Cookware can be a pain to buy. It’s hard to tell if you need the item you are considering, or if you are going to use it once and then never again. One of the better solutions to this problem is to buy a few nice items that can be used in a lot of ways, including for recipes or techniques you use already. The RockCrok Dutch oven is an example of that kind of item. By itself, it can replace your current Dutch oven, a medium/large pot, a frying pan, round baking pans, large ramekins and probably more. The RockCrok works on a stovetop, in the oven, in the microwave, and you can pop it in the dishwasher when you’re done. In other words, you can cook a meal, refrigerate it, and then reheat it all in the same crock. So if you are downsizing, or new to the cooking game, this is a pan you want to look into. Get one of these and a smaller one from the same line and you could easily be ready to feed a family of five for Sunday dinner.
Aside from utility, it has another rare feature among cookware: it’s easy to clean. This is largely because it’s made of seasoned clay, which is about as nonstick as you can get without Teflon on your pot, and its dishwasher safe. The clay also distributes the heat evenly, whether in the oven or on the stove, so food doesn’t often burn to the bottom. The other factor here is that the edges and bottom of the pan are sloped, so you can get in there with your favorite cleaning tool without any problems. No more food trapped in the corners of your pot. It’s a very slick design.
There is an aspect of the shape that bothers me though. The handles don’t have a gap. When you grab this pot it really feels like it is for 10-year old tiny hands, and despite the fact that the pot itself is lighter than a Dutch oven it feels more cumbersome to carry because you can’t get a full grip on it. This is my only complaint about it, nearly everything about this crock rocks.
On top of the stellar mechanical aspects, it also comes with a sleek little set of recipes.

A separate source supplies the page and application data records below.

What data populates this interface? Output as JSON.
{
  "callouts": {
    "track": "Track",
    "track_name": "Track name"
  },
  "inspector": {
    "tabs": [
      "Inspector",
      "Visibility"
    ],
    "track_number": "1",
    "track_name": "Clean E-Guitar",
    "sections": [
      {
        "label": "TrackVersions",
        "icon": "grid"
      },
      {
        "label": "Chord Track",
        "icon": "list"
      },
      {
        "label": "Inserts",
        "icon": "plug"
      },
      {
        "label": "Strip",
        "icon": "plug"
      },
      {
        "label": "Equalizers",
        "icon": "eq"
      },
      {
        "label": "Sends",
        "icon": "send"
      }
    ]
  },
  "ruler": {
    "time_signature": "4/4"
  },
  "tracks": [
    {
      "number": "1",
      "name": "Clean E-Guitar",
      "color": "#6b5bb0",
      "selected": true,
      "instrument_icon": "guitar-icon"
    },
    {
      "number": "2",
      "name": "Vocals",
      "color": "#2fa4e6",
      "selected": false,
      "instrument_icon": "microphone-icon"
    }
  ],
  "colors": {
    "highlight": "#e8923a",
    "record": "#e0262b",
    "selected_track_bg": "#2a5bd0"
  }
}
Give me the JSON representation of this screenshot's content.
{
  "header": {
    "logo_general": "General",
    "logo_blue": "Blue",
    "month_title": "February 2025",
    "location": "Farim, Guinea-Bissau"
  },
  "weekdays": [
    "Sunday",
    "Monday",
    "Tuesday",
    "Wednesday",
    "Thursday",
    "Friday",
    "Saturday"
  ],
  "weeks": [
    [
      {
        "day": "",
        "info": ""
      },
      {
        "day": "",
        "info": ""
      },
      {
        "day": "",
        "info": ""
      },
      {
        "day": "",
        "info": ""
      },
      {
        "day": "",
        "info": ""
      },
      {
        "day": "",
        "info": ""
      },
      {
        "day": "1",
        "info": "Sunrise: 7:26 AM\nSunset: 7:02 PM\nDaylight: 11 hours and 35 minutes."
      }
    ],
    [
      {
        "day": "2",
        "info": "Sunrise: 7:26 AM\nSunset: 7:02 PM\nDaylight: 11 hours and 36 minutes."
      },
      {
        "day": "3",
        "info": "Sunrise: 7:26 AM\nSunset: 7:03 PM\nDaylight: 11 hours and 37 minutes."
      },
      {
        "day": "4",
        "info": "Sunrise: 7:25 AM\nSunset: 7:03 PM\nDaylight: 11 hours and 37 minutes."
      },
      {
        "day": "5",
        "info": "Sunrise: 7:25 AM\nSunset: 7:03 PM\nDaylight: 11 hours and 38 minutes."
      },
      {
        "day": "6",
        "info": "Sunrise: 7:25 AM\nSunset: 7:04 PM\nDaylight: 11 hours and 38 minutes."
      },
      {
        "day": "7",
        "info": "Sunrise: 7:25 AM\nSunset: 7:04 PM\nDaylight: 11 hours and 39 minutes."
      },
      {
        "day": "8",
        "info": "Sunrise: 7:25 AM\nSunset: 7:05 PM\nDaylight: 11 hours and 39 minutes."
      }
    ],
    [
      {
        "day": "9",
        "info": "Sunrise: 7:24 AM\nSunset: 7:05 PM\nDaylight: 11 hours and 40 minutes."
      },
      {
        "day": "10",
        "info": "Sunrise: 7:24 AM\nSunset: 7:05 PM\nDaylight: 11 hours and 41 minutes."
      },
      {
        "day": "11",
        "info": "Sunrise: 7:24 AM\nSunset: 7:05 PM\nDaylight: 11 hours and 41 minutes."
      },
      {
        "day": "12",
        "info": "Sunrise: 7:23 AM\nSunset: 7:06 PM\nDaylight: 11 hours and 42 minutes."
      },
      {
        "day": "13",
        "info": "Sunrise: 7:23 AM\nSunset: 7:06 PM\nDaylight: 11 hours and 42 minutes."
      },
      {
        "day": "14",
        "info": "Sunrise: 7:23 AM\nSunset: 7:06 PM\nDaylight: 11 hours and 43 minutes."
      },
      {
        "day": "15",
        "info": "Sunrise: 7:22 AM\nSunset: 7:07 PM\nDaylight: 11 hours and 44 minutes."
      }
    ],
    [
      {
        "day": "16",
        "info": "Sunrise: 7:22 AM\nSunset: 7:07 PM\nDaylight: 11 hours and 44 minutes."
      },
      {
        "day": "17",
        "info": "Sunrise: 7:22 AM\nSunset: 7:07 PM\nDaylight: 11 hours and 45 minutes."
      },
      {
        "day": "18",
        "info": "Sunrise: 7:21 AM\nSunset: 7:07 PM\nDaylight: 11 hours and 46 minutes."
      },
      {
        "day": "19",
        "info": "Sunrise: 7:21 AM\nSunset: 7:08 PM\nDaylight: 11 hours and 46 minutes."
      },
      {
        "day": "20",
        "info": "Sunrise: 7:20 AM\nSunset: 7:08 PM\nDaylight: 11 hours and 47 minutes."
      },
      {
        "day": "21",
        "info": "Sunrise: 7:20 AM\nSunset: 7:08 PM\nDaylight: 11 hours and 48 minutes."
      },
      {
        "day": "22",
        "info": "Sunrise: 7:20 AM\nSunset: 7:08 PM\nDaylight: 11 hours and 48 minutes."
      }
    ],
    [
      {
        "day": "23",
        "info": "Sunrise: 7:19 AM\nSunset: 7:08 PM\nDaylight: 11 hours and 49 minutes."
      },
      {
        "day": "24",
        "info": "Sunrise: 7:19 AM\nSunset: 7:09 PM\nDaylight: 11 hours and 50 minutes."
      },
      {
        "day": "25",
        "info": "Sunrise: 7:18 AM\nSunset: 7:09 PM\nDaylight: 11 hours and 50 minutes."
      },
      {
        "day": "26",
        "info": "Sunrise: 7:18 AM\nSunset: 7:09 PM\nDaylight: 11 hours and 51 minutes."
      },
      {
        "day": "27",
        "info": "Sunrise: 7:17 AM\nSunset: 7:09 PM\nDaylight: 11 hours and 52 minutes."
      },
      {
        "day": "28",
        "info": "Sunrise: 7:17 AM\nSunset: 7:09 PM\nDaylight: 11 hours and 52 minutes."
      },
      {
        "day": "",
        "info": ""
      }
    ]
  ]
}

I tested two recipes with this guy: Mocha-Braised Short Ribs and Spinach & Seafood Chowder. The pampered chef website claims that the even heat distribution in the pan makes it easy to brown, and when I tested the short rib recipe I found that to be the case. My stove typically runs either too hot or too cold, so when the ribs didn’t burn to the pan that was a real surprise. I fry my fair share of meats and am rarely surprised by anything a pan does.
The ribs themselves turned out alright in terms of tenderness, for reasons that probably have nothing to do with the pan, but I would say that the mocha sauce ended up being something that sounds great because of the novelty, but only tastes ok. The chowder however, did not have this problem at all, required very little hands on time, and tasted great.
The recipe even had a suggestion at the end to cover the soup with cheese and bread crumbs then brown in the oven, which I thought added a lot of heart to what could have been a watery recipe.
All in all, I would definitely recommend this pan if you have the budget for it, particularly if you cook for lots of people already. Because it made clean up easy, and even allowed for skipping some pan transfers mid-recipe, I am looking forward to using it again.